Animal instincts: Tim Flach invites us to adopt a fresh perspective on wildlife conservation
Animal photographer Tim Flach invites us to adopt a fresh perspective on wildlife conservation
The work of London-based animal photographer Tim Flach is renowned the world over – and rightly so. An Honorary Fellow of the Royal Photographic Society since 2013 – a title shared with the likes of Mario Testino, Harry Benson, Henri Cartier-Bresson and Cecil Beaton – his stunning photographs uncover the human elements in animals, presenting wildlife as if they were just like us. Flach’s symbolic stylisation of animal portraiture not only arrests the viewer’s attention, but our moral compass, too. Bestowing human characteristics upon the earth’s most endangered creatures evokes an emotional connection to their vulnerability and, in doing so, brings the pivotal issue of wildlife conservation to the forefront of our minds.
“Portraiture can help tell stories around the natural world, and my work is intended to project a shift in reality that better supports people’s understanding," Flach says. "We are the only ones who can make a difference to the planet – but we’re also the ones who are destroying it.” The artist’s most exciting exhibitions have embodied this notion at the core. His most recent showcase, More Than Human, toured major galleries around the world throughout 2017 – stopping at France’s Festival Foto La Gacilly, London’s Osborne Samuel Gallery and the Kyotographie International Photography Festival in Japan – and he has also released four photographic anthologies: Equus (2008), Dogs Gods (2010), Evolution (2013) and last year's Endangered. Here, Flach gives Tempus an exclusive insight into his wild and wonderful vocation.>>
Why did you decide to capture animals in a human way, rather than in their natural habitats?
When you’re presented with an animal that appears to be gesturing towards you, it makes you question more about yourself than that animal. The majority of work out there romanticises nature but I’m adding personality. It’s not necessarily anthropomorphising, it’s simply bringing something about them into our world. I’d like to think my images resonate with people and that’s why I’ve been so fortunate to be able to reach out into the broader world. Non-believers need to be connected and to do that, you need to make them appreciate the magic of nature.
What more do you think needs to be done in terms of wildlife protection?
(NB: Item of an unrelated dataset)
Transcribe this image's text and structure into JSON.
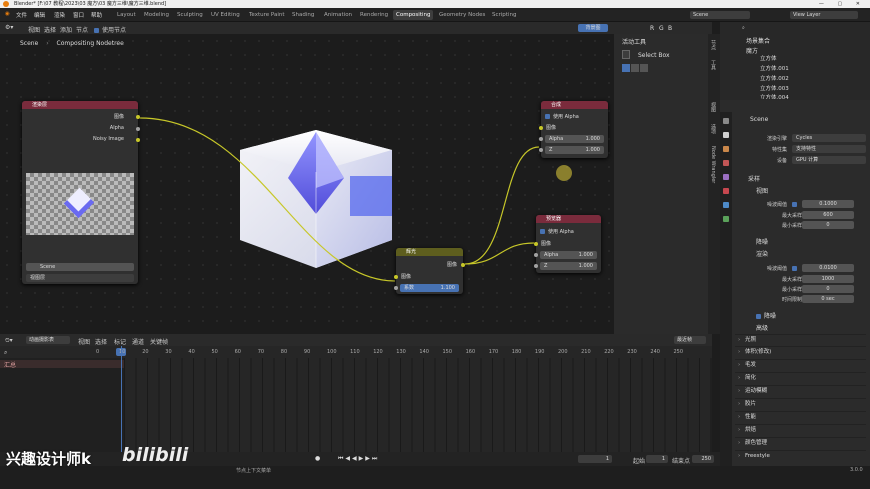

We’ve got big challenges ahead of us and we must do something from a position of hope. It’s not just about digging wells in the third world, it’s about changing our cultural relationships. The last great period of extinction was 30 million years ago, when we lost the dinosaurs, and now we’re entering a new series of extinctions driven by humans, an age known as the Anthropocene. We’re looking at a potential end game. For my last book, Endangered, I worked with some fantastic people such as Dr Jonathan Baillie [chief scientist at the National Geographic Society] to discuss his experiences. There are so many stories that need to be told, such as the state of the coral reefs, climate change, polar bears and the decline of pangolins – one of the most traded animals in the world.
Do you have a favourite animal to photograph?
One of the most curious animals was a saiga – an antelope that can’t be kept in zoos. I imagined it roaming the earth alongside woolly mammoths. In that sense, you could call me a wildlife photographer because I chase portraits, but I don’t see myself as that. I prefer to focus on how animals can touch your soul and inspire you to care more about the natural world. I’m interested in creating images that connect us to storytelling, because if we don’t do that, how are we going to know about the challenges that we face?
How does portraying that challenge through your art helps people to connect with these issues?
If something is distanced in a non-human world, it doesn’t engage us as powerfully and emotionally. When we identify with the animal’s character and personality, we sense their vulnerability, so we’re more likely to consider the outcome of their circumstances and how that could affect us. Ultimately, we are endangered, and for humanity's own wellbeing it must be a question of how to preserve the world for future generations.
Have you ever come into any danger while out in the field?
When I was watching gorillas in Gabon, I was actually more fearful of the humans than the animals because there was a state of civil unrest in the region. I returned from photographing the gorillas, which was a very tranquil experience, to the capital city Libreville where I had a much bigger sense of fear.